We slept in a feather bed that night. And early in the morning I grabbed some bread from the kitchen and put two crowns from the queen’s purse in my pocket and set out to find Master Mernath. But I couldn’t find him with my mind at all! So I asked people in the street, and ended up outside a smithy where a young woman was just opening up.

“We’re still closed! Master Mernath is still asleep.”

“He asked me to come,” I said. “I’m Ferin.”

“Oh, the bloke from Valdis. I’m Cynla. Come in.”

It wasn’t long until Master Mernath himself appeared. “Ah, you’ve found me,” he said.

“I had to ask the way, though,” I said.

“At least you’re honest. Come with me.” He took me to a little writing-room just like Master Rava’s, held out his hand for the journeyman’s letter, grinned at Master Rava’s scribbling and put the letter in a box on a shelf. Then I handed him the two crowns and he lifted an eyebrow.

“I got those from Her Majesty,” I said.

“We don’t brag here.”

“That wasn’t bragging! It was just the facts.”

Master Mernath lifted his other eyebrow too and took me to the workshop. “It’s arrowheads today. Grab an apron and get Cynla to show you where everything is.”

In the evening I came back black and satisfied, Vurian all bloody (“Ruptured appendix,” he said, but I didn’t know what that was except that there must be a lot of blood involved) and Mialle tired and confused.
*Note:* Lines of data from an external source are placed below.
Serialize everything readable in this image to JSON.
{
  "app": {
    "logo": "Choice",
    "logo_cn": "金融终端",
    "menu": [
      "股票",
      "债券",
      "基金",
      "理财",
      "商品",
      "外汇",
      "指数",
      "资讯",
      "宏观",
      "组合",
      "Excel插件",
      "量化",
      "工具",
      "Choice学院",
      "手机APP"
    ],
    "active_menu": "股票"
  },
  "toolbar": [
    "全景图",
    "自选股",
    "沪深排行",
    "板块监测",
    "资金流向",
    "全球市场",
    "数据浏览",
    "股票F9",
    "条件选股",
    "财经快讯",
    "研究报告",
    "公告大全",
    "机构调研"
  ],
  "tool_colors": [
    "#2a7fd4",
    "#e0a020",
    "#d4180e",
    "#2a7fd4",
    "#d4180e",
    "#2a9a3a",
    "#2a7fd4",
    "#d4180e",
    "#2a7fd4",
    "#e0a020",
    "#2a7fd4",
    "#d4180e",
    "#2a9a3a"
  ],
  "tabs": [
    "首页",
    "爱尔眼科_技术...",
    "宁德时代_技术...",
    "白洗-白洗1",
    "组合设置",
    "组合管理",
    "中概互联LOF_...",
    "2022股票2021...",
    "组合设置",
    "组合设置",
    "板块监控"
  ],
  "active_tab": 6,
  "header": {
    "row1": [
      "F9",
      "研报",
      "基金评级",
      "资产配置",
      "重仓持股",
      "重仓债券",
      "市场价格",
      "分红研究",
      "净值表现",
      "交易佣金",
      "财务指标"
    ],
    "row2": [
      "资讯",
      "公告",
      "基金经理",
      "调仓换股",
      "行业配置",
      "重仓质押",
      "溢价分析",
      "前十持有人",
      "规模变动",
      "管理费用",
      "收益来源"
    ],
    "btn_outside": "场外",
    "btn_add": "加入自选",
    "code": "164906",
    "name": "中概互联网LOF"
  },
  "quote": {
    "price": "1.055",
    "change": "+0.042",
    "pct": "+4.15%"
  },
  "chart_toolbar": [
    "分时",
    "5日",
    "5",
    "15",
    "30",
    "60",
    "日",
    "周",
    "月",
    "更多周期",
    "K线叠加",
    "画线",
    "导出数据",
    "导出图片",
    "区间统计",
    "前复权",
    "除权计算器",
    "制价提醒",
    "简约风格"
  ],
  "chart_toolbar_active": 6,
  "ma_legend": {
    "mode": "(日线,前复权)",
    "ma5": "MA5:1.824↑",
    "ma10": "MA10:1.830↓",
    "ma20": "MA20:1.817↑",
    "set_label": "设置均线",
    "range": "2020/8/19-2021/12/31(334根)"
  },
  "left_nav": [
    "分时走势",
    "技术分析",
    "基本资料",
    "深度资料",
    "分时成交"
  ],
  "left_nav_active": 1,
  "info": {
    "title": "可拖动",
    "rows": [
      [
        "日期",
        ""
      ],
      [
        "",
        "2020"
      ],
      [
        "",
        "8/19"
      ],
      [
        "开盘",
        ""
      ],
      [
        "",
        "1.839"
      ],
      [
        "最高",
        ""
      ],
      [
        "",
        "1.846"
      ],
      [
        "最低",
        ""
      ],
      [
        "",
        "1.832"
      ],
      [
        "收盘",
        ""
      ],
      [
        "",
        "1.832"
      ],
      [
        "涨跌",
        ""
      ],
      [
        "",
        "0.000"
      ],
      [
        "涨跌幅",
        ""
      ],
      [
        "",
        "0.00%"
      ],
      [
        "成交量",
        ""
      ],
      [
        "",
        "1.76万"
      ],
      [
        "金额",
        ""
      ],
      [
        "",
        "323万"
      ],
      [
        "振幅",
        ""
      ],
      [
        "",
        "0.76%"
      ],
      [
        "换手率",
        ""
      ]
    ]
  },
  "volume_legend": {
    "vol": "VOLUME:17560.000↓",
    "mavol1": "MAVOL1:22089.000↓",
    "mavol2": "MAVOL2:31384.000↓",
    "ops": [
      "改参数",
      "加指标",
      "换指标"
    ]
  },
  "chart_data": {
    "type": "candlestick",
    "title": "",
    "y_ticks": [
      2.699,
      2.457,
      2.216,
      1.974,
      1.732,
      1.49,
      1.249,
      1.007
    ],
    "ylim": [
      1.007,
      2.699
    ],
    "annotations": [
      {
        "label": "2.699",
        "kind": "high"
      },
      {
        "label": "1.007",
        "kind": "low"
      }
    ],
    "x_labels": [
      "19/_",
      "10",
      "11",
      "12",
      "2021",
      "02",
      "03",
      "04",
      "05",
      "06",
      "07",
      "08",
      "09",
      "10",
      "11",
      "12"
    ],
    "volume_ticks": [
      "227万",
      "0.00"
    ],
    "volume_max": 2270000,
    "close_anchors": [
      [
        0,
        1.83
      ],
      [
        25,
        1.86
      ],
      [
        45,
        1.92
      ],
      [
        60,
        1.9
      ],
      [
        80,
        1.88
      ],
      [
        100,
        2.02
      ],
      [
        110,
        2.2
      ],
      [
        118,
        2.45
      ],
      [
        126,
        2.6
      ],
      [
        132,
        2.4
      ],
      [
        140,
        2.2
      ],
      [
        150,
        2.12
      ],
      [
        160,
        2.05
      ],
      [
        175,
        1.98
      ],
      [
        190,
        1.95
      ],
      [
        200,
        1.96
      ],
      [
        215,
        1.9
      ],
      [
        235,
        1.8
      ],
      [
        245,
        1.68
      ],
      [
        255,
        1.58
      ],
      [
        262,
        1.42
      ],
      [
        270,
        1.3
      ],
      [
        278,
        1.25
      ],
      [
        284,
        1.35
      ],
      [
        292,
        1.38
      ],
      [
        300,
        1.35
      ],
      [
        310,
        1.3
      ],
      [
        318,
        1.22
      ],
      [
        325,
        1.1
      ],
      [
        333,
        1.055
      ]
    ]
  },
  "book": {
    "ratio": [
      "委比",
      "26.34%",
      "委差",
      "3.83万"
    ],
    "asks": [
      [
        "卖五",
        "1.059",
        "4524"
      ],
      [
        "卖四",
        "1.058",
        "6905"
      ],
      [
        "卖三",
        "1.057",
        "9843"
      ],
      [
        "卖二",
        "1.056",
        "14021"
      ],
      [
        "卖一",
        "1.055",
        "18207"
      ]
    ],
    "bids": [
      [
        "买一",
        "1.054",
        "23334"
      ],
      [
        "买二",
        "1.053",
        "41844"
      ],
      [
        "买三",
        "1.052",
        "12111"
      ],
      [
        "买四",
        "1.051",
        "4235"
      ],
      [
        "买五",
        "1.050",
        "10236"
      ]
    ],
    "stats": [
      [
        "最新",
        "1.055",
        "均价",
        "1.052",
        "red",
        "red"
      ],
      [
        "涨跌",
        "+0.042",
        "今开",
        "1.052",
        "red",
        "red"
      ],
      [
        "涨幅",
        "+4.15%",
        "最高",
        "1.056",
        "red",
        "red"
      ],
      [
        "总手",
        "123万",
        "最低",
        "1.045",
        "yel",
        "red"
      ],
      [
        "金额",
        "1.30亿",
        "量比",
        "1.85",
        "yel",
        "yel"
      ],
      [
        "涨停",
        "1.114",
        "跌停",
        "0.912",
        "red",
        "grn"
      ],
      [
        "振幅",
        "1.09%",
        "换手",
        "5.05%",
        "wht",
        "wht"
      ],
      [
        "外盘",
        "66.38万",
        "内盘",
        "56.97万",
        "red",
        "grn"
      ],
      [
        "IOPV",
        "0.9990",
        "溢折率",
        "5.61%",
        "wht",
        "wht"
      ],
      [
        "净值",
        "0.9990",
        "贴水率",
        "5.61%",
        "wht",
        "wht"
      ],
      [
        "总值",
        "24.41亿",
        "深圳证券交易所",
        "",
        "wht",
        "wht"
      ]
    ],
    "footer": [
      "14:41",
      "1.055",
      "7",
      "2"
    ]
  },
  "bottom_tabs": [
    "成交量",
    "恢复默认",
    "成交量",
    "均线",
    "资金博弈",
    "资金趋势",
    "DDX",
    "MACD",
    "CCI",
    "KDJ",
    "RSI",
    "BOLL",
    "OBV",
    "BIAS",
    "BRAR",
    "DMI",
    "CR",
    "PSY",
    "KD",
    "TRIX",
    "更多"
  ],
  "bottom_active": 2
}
She’d found a master goldsmith all right, and he’d taken her as his apprentice, but he was Síthi and he worked in a way that puzzled her a lot. But she did want to go on learning from him, because he made wonderful things in ways she’d never seen before.